Health insurance plans provide coverage only for health-related serves that they define or determine to be “medically necessary.” Medical necessity refers to a decision by your health plan that your treatment, test, or procedure is necessary for your health or to treat a diagnosed medical problem.
Most health plans will not pay for healthcare services that they deem to be not medically necessary. The most common example is a cosmetic procedure, such as the injection of medications to decrease facial wrinkles or tummy-tuck surgery. Many health insurance companies also will not cover procedures that they determine to be experimental or not proven to work.
Hereditary Leiomyomatosis and Renal Cell Cancer (“HLRCC”) is a very rare genetic condition that was named in 2002. It is also known as Reed’s Syndrome. HLRCC is a disorder in which affected individuals tend to develop benign tumors containing smooth muscle tissue (leiomyomas) in the skin and, in females, the uterus. This condition also increases the risk of kidney cancer. Surveillance and monitoring for HLRCC is recommended starting at around age 5-8 years.
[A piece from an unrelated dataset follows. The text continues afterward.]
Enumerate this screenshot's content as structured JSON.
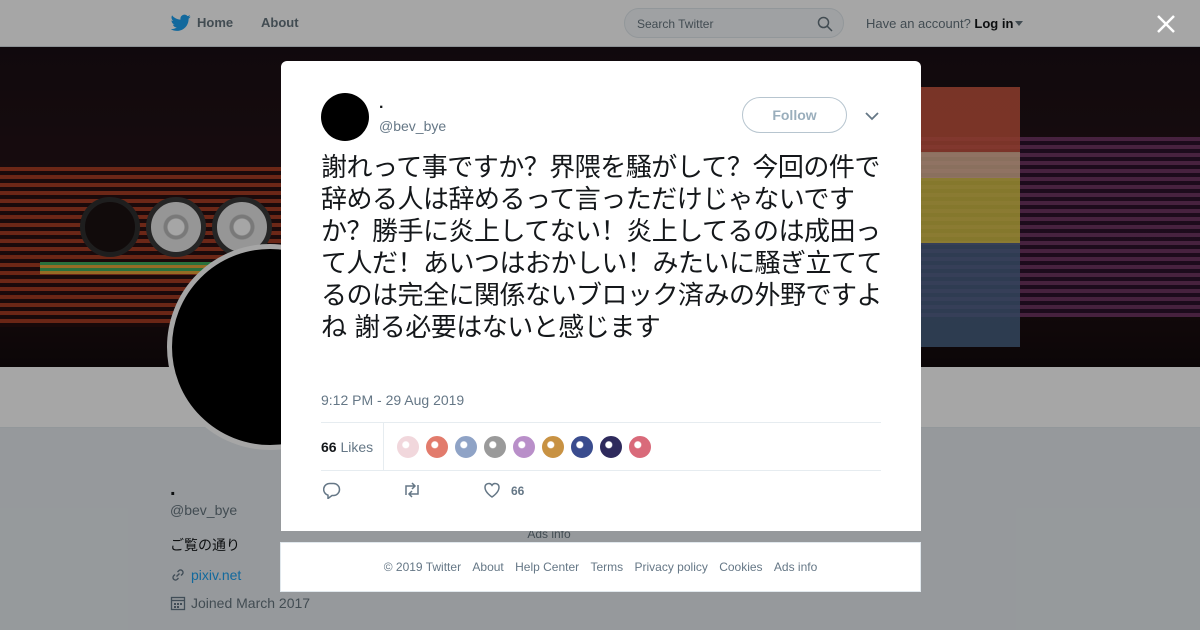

A client, whose name is being kept anonymous to protect her privacy, contacted Kantor & Kantor recently for help with insurance denials for both of her children. The woman was diagnosed with HLRCC and had been undergoing annual screening with an MRI. More recently, both of her children (ages 10 and 12) underwent genetic testing and were diagnosed with HLRCC. The children’s treating doctor, a pediatric hematologist and oncologist, requested pre-authorizations for abdominal MRIs for both children. The MRI exams were initially approved and authorized in December 2019, however the client was unable to schedule MRI exams for both children before the end of the calendar year. In January 2020, the client’s husband’s employer switched insurers and when the children’s pediatric hematologist oncologist submitted the pre-authorization requests to the new insurance company for both children to undergo abdominal MRIs, both requests were denied stating, “this test is not medically necessary for you.” The treating doctor submitted an appeal for both children and insurance company upheld their denials.
Recognizing that the insurance company’s denials were improper, Kantor & Kantor acted quickly and filed requests for independent external reviews of Anthem’s denials. As a result of Kantor & Kantor’s efforts the insurer overturned their denials and authorized the abdominal MRIs for both children as medically necessary.
Our client’s case is not uncommon. Health insurance plans routinely deny health insurance claims relying on blanket exclusions that ignore medical facts and current medically-based standards of care. Health insurance plans have appeals processes that allow patients and their doctors to appeal when a pre-authorization request is rejected, or a claim is denied.
If you or someone you know has been denied coverage for medically necessary treatment, please contact Kantor & Kantor at 888-569-6013 or use our online contact form for a free consultation. We understand, and we can help.